About 1 million people from rural areas have been trained each year since the programme started.
The programme, which was designed during the 2010-20 period, aims to train 600,000 people in non-agricultural jobs, 300,000 in agricultural works, and the rest as local officials each year.
The project is expected to increase the number of trained rural workers to 50 per cent by 2020 from the current 20 per cent.
More than 267,000 rural workers have been trained under the programme in the first half of this year, fulfilling 53 per cent of the year's target.
The trend for pursuing non-agricultural jobs is increasing, as only 48 per cent have chosen to train in agriculture.
Nearly 52 per cent of labourers have chosen training in non-agricultural fields, such as electronics, industrial garments, carpentry and welding, which have not been developed in their localities.
The programme, however, has not been effective as not all the trained workers have found proper jobs, reported Lao Dong (Labour).
A number of people who were trained in non-agricultural jobs have returned to their previous jobs as farmers or are still unemployed, as those jobs are not provided in their localities.
The head of MoLISA's Department of Co-operatives and Rural Development, Tang Minh Loc, said training for rural workers focused on the non-agriculture sector.
The personnel output of the training, however, faces challenges, as many of the trained people cannot find proper jobs.
He said non-agricultural training that prepared a workforce for jobs in the future was not practical.
Experts said the training structure that focused on non-agricultural jobs was not proper at this moment, as there were many agricultural jobs which demand skilful workers.
The Viet Nam Farmers Association said most farmers were not equipped with professional skills and worked mostly according to their experience.
Their skills and cultivation techniques were outdated, which has resulted in low productivity.
The Ministry of Agriculture and Rural Development has also encouraged more vocational training in agriculture, as a large number of jobs in this field required skilful workers to produce high-quality products for exports.
The supply of the workforce has not met demand, according to the ministry, and agriculture still plays a major part in the country's production.
MoLISA has planned to expand the information system on the labour market to help trained workers find proper jobs.
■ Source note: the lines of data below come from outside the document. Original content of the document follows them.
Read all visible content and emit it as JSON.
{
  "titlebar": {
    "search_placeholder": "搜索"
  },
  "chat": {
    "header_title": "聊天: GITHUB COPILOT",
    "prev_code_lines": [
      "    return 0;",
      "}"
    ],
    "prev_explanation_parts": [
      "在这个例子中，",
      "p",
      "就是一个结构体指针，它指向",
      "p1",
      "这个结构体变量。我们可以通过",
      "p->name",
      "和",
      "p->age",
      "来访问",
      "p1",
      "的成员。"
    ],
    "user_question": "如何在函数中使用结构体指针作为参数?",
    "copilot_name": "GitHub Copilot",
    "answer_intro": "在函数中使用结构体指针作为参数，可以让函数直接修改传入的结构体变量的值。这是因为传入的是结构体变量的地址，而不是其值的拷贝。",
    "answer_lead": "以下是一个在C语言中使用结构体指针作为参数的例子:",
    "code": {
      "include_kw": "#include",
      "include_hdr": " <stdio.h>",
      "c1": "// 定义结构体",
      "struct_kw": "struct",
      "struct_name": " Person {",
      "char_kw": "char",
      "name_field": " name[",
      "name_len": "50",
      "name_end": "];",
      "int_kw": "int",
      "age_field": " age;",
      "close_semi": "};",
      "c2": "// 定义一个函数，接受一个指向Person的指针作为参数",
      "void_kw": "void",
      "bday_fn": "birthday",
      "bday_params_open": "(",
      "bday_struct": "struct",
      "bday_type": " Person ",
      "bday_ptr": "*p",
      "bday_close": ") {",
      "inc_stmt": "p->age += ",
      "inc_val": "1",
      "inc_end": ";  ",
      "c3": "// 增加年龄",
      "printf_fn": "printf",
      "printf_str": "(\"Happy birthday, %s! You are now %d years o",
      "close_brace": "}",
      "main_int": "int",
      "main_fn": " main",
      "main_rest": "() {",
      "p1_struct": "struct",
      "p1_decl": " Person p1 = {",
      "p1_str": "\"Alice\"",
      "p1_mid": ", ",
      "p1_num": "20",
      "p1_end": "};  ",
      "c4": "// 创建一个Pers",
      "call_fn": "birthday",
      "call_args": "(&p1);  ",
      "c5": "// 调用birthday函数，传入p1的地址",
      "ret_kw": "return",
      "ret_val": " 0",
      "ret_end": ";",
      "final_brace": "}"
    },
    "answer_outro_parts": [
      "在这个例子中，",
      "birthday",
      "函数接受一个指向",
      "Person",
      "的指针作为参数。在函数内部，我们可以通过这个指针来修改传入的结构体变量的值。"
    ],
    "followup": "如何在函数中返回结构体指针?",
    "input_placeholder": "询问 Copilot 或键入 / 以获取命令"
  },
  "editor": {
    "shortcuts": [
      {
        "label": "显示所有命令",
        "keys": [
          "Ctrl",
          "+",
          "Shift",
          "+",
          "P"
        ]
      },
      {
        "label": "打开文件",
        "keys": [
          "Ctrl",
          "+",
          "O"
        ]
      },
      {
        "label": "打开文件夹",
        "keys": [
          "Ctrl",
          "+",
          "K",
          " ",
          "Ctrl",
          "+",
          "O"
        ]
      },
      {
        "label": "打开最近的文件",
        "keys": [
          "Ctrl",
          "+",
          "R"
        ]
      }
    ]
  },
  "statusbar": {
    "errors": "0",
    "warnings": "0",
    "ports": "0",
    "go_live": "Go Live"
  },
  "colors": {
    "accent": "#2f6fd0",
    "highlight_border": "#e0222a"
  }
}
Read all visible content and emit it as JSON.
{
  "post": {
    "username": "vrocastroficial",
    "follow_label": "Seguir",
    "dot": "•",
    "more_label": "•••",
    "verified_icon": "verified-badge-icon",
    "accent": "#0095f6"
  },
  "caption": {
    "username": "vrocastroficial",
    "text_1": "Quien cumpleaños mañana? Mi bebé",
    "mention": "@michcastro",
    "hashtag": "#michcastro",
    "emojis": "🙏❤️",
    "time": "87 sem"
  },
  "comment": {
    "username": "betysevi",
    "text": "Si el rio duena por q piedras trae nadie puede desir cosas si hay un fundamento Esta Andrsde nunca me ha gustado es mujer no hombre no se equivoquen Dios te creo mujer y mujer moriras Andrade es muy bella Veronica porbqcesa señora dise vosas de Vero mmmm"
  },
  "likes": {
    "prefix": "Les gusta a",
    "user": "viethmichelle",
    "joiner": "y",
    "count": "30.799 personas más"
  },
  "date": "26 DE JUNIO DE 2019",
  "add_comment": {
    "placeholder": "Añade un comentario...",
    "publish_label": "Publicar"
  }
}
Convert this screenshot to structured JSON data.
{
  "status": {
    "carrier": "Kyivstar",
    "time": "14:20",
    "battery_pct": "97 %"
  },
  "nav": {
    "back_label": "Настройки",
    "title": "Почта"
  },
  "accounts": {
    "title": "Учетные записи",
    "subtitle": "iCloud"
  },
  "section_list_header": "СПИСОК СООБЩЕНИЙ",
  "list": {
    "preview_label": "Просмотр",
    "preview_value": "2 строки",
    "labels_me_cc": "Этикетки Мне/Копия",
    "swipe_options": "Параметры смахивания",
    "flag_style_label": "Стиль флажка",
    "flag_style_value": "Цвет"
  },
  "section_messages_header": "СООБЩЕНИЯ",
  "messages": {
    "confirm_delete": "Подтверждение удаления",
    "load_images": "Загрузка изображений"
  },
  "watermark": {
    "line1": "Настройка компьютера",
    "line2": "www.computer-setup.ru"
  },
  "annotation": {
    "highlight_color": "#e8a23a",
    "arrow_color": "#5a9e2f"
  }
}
More mobile job-exchange sessions will be held in localities, according to the ministry.
Those sessions, which have been held frequently in urban and industrial zones, will be brought to rural areas where a large number of workers need information about job opportunities. — VNS